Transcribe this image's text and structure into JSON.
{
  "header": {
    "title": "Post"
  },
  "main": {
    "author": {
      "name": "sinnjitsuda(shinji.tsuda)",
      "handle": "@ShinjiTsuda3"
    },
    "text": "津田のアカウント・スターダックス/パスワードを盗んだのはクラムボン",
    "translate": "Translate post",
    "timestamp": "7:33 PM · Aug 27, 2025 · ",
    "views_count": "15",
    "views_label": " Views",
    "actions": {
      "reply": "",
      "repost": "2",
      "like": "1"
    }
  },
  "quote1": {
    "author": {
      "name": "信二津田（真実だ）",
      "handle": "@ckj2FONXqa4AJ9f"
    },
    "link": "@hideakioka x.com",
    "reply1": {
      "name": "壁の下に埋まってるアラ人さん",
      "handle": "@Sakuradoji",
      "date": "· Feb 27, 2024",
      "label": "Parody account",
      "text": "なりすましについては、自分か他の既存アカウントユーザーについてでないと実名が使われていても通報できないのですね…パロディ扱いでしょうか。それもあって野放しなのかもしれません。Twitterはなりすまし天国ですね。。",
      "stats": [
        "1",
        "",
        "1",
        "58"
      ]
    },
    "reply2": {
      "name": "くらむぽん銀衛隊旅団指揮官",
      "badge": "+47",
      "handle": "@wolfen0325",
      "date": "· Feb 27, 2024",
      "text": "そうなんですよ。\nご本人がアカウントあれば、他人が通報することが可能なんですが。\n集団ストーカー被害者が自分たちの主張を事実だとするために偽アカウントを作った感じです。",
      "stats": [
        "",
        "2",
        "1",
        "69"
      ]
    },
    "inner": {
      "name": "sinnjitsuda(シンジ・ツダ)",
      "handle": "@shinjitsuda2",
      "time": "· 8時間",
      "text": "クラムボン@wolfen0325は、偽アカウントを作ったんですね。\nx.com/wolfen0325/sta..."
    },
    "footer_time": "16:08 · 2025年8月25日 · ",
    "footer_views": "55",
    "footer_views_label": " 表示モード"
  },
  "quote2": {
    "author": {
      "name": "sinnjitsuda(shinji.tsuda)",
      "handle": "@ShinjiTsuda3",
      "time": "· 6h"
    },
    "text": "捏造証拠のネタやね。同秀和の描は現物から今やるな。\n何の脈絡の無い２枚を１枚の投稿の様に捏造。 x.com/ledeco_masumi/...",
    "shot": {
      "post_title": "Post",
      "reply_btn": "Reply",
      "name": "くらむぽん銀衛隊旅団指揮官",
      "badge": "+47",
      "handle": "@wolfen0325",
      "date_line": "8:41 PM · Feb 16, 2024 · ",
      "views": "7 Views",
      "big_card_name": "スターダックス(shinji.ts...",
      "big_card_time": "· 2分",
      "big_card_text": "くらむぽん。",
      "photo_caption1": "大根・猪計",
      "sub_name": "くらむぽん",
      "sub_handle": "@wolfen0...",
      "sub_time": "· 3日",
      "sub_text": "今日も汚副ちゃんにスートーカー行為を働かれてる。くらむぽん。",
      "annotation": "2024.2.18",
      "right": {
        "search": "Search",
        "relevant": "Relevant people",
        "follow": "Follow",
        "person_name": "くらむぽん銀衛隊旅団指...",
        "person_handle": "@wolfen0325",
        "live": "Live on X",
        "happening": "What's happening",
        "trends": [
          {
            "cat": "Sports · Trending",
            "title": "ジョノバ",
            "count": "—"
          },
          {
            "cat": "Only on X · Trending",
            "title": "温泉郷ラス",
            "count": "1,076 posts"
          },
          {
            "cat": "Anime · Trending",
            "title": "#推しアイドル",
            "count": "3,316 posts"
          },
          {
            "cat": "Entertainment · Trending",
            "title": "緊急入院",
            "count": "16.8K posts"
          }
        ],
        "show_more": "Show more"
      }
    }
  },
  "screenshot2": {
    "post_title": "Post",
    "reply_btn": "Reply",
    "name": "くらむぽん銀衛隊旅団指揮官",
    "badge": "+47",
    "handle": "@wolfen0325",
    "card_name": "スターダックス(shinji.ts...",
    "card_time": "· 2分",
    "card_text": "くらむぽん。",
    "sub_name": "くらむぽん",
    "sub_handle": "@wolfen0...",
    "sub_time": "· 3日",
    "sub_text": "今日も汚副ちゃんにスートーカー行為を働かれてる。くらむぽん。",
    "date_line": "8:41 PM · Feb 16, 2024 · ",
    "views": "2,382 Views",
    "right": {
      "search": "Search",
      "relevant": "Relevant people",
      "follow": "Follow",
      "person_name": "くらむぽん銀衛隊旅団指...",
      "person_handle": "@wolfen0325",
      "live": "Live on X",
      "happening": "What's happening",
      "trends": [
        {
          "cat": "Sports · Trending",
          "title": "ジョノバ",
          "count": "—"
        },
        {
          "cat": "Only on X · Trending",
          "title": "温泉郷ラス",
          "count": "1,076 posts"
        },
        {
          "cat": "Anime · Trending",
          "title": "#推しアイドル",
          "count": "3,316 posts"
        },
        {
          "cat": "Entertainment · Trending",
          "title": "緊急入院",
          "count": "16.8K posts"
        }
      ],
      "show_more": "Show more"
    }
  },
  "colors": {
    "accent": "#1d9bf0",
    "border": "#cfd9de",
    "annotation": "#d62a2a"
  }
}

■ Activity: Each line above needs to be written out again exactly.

■ Reply to the exercise:
Transcribe this image's text and structure into JSON.
{
  "header": {
    "title": "Post"
  },
  "main": {
    "author": {
      "name": "sinnjitsuda(shinji.tsuda)",
      "handle": "@ShinjiTsuda3"
    },
    "text": "津田のアカウント・スターダックス/パスワードを盗んだのはクラムボン",
    "translate": "Translate post",
    "timestamp": "7:33 PM · Aug 27, 2025 · ",
    "views_count": "15",
    "views_label": " Views",
    "actions": {
      "reply": "",
      "repost": "2",
      "like": "1"
    }
  },
  "quote1": {
    "author": {
      "name": "信二津田（真実だ）",
      "handle": "@ckj2FONXqa4AJ9f"
    },
    "link": "@hideakioka x.com",
    "reply1": {
      "name": "壁の下に埋まってるアラ人さん",
      "handle": "@Sakuradoji",
      "date": "· Feb 27, 2024",
      "label": "Parody account",
      "text": "なりすましについては、自分か他の既存アカウントユーザーについてでないと実名が使われていても通報できないのですね…パロディ扱いでしょうか。それもあって野放しなのかもしれません。Twitterはなりすまし天国ですね。。",
      "stats": [
        "1",
        "",
        "1",
        "58"
      ]
    },
    "reply2": {
      "name": "くらむぽん銀衛隊旅団指揮官",
      "badge": "+47",
      "handle": "@wolfen0325",
      "date": "· Feb 27, 2024",
      "text": "そうなんですよ。\nご本人がアカウントあれば、他人が通報することが可能なんですが。\n集団ストーカー被害者が自分たちの主張を事実だとするために偽アカウントを作った感じです。",
      "stats": [
        "",
        "2",
        "1",
        "69"
      ]
    },
    "inner": {
      "name": "sinnjitsuda(シンジ・ツダ)",
      "handle": "@shinjitsuda2",
      "time": "· 8時間",
      "text": "クラムボン@wolfen0325は、偽アカウントを作ったんですね。\nx.com/wolfen0325/sta..."
    },
    "footer_time": "16:08 · 2025年8月25日 · ",
    "footer_views": "55",
    "footer_views_label": " 表示モード"
  },
  "quote2": {
    "author": {
      "name": "sinnjitsuda(shinji.tsuda)",
      "handle": "@ShinjiTsuda3",
      "time": "· 6h"
    },
    "text": "捏造証拠のネタやね。同秀和の描は現物から今やるな。\n何の脈絡の無い２枚を１枚の投稿の様に捏造。 x.com/ledeco_masumi/...",
    "shot": {
      "post_title": "Post",
      "reply_btn": "Reply",
      "name": "くらむぽん銀衛隊旅団指揮官",
      "badge": "+47",
      "handle": "@wolfen0325",
      "date_line": "8:41 PM · Feb 16, 2024 · ",
      "views": "7 Views",
      "big_card_name": "スターダックス(shinji.ts...",
      "big_card_time": "· 2分",
      "big_card_text": "くらむぽん。",
      "photo_caption1": "大根・猪計",
      "sub_name": "くらむぽん",
      "sub_handle": "@wolfen0...",
      "sub_time": "· 3日",
      "sub_text": "今日も汚副ちゃんにスートーカー行為を働かれてる。くらむぽん。",
      "annotation": "2024.2.18",
      "right": {
        "search": "Search",
        "relevant": "Relevant people",
        "follow": "Follow",
        "person_name": "くらむぽん銀衛隊旅団指...",
        "person_handle": "@wolfen0325",
        "live": "Live on X",
        "happening": "What's happening",
        "trends": [
          {
            "cat": "Sports · Trending",
            "title": "ジョノバ",
            "count": "—"
          },
          {
            "cat": "Only on X · Trending",
            "title": "温泉郷ラス",
            "count": "1,076 posts"
          },
          {
            "cat": "Anime · Trending",
            "title": "#推しアイドル",
            "count": "3,316 posts"
          },
          {
            "cat": "Entertainment · Trending",
            "title": "緊急入院",
            "count": "16.8K posts"
          }
        ],
        "show_more": "Show more"
      }
    }
  },
  "screenshot2": {
    "post_title": "Post",
    "reply_btn": "Reply",
    "name": "くらむぽん銀衛隊旅団指揮官",
    "badge": "+47",
    "handle": "@wolfen0325",
    "card_name": "スターダックス(shinji.ts...",
    "card_time": "· 2分",
    "card_text": "くらむぽん。",
    "sub_name": "くらむぽん",
    "sub_handle": "@wolfen0...",
    "sub_time": "· 3日",
    "sub_text": "今日も汚副ちゃんにスートーカー行為を働かれてる。くらむぽん。",
    "date_line": "8:41 PM · Feb 16, 2024 · ",
    "views": "2,382 Views",
    "right": {
      "search": "Search",
      "relevant": "Relevant people",
      "follow": "Follow",
      "person_name": "くらむぽん銀衛隊旅団指...",
      "person_handle": "@wolfen0325",
      "live": "Live on X",
      "happening": "What's happening",
      "trends": [
        {
          "cat": "Sports · Trending",
          "title": "ジョノバ",
          "count": "—"
        },
        {
          "cat": "Only on X · Trending",
          "title": "温泉郷ラス",
          "count": "1,076 posts"
        },
        {
          "cat": "Anime · Trending",
          "title": "#推しアイドル",
          "count": "3,316 posts"
        },
        {
          "cat": "Entertainment · Trending",
          "title": "緊急入院",
          "count": "16.8K posts"
        }
      ],
      "show_more": "Show more"
    }
  },
  "colors": {
    "accent": "#1d9bf0",
    "border": "#cfd9de",
    "annotation": "#d62a2a"
  }
}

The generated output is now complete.